**WHAT TO PRODUCE:** Identify all lines in the listing that include the word "icon", and copy them out.

##### SUPPLIED RECORDS #####

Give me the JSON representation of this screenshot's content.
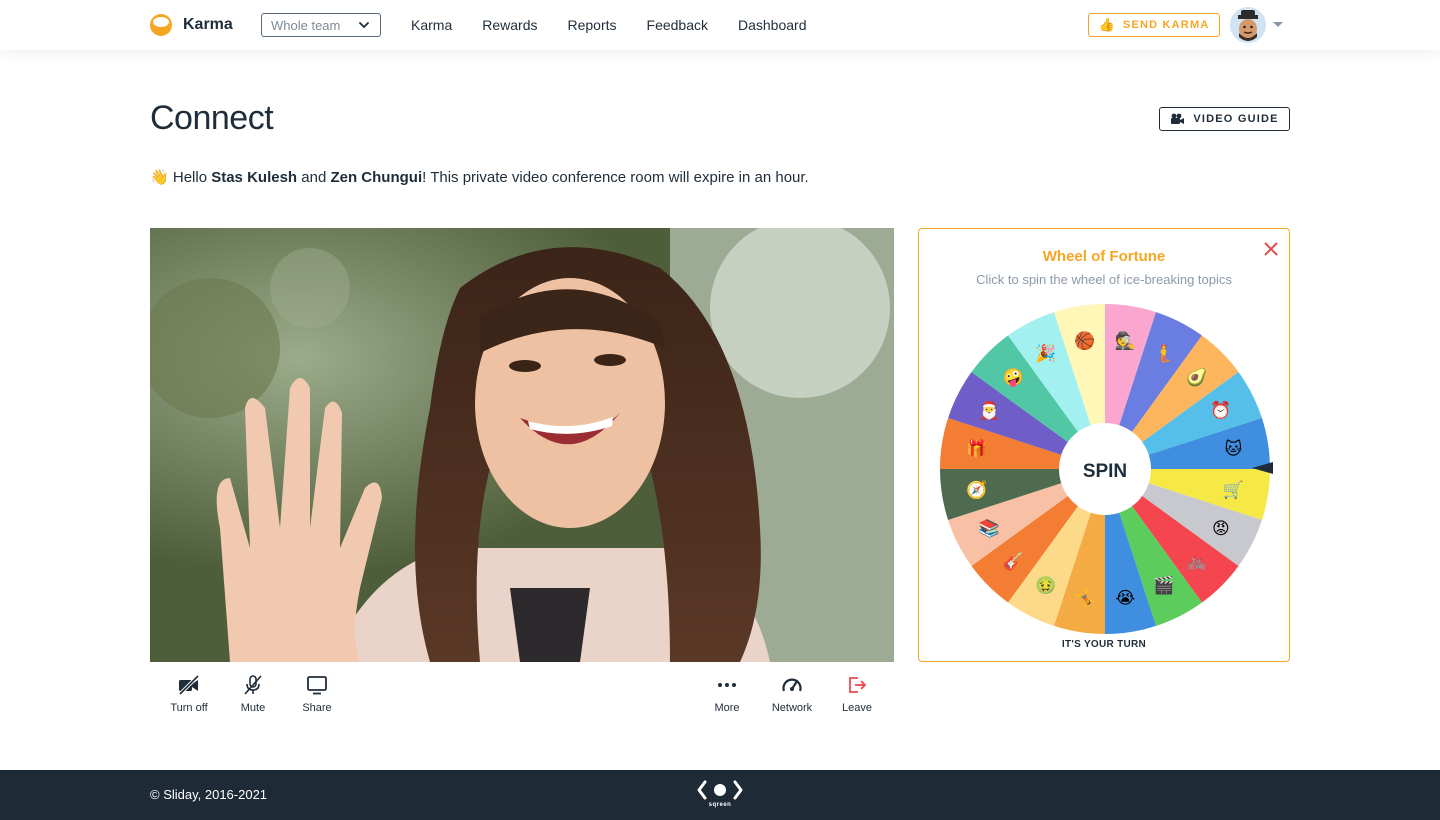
{
  "brand": {
    "name": "Karma"
  },
  "team_select": {
    "value": "Whole team"
  },
  "nav": [
    "Karma",
    "Rewards",
    "Reports",
    "Feedback",
    "Dashboard"
  ],
  "send_karma": {
    "label": "SEND KARMA",
    "icon": "thumbs-up-icon"
  },
  "page": {
    "title": "Connect",
    "video_guide_label": "VIDEO GUIDE",
    "greeting": {
      "wave": "👋",
      "hello": "Hello",
      "user_a": "Stas Kulesh",
      "and": "and",
      "user_b": "Zen Chungui",
      "suffix": "! This private video conference room will expire in an hour."
    }
  },
  "controls": {
    "left": [
      {
        "label": "Turn off",
        "icon": "camera-off-icon"
      },
      {
        "label": "Mute",
        "icon": "mic-off-icon"
      },
      {
        "label": "Share",
        "icon": "monitor-icon"
      }
    ],
    "right": [
      {
        "label": "More",
        "icon": "more-dots-icon"
      },
      {
        "label": "Network",
        "icon": "speedometer-icon"
      },
      {
        "label": "Leave",
        "icon": "leave-icon"
      }
    ]
  },
  "wheel": {
    "title": "Wheel of Fortune",
    "subtitle": "Click to spin the wheel of ice-breaking topics",
    "spin_label": "SPIN",
    "turn_label": "IT'S YOUR TURN",
    "segments": [
      {
        "color": "#fba6cf",
        "emoji": "🕵"
      },
      {
        "color": "#6a7de0",
        "emoji": "🧜"
      },
      {
        "color": "#fdb55e",
        "emoji": "🥑"
      },
      {
        "color": "#55bfea",
        "emoji": "⏰"
      },
      {
        "color": "#3f8ee0",
        "emoji": "🐱"
      },
      {
        "color": "#f7e945",
        "emoji": "🛒"
      },
      {
        "color": "#c8c8cf",
        "emoji": "😡"
      },
      {
        "color": "#f5454f",
        "emoji": "🚲"
      },
      {
        "color": "#5ccc5c",
        "emoji": "🎬"
      },
      {
        "color": "#3f8ee0",
        "emoji": "😭"
      },
      {
        "color": "#f5ab43",
        "emoji": "🤸"
      },
      {
        "color": "#fdd98a",
        "emoji": "🤢"
      },
      {
        "color": "#f27d33",
        "emoji": "🎸"
      },
      {
        "color": "#f8c0a4",
        "emoji": "📚"
      },
      {
        "color": "#4f6b4f",
        "emoji": "🧭"
      },
      {
        "color": "#f27d33",
        "emoji": "🎁"
      },
      {
        "color": "#6f5dc8",
        "emoji": "🎅"
      },
      {
        "color": "#51c7a6",
        "emoji": "🤪"
      },
      {
        "color": "#a3f0f0",
        "emoji": "🎉"
      },
      {
        "color": "#fff7b8",
        "emoji": "🏀"
      }
    ]
  },
  "footer": {
    "copyright": "© Sliday, 2016-2021",
    "logo_label": "sqreen"
  }
}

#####

**OUTPUT FOR THIS TASK:**
    "icon": "thumbs-up-icon"
        "icon": "camera-off-icon"
        "icon": "mic-off-icon"
        "icon": "monitor-icon"
        "icon": "more-dots-icon"
        "icon": "speedometer-icon"
        "icon": "leave-icon"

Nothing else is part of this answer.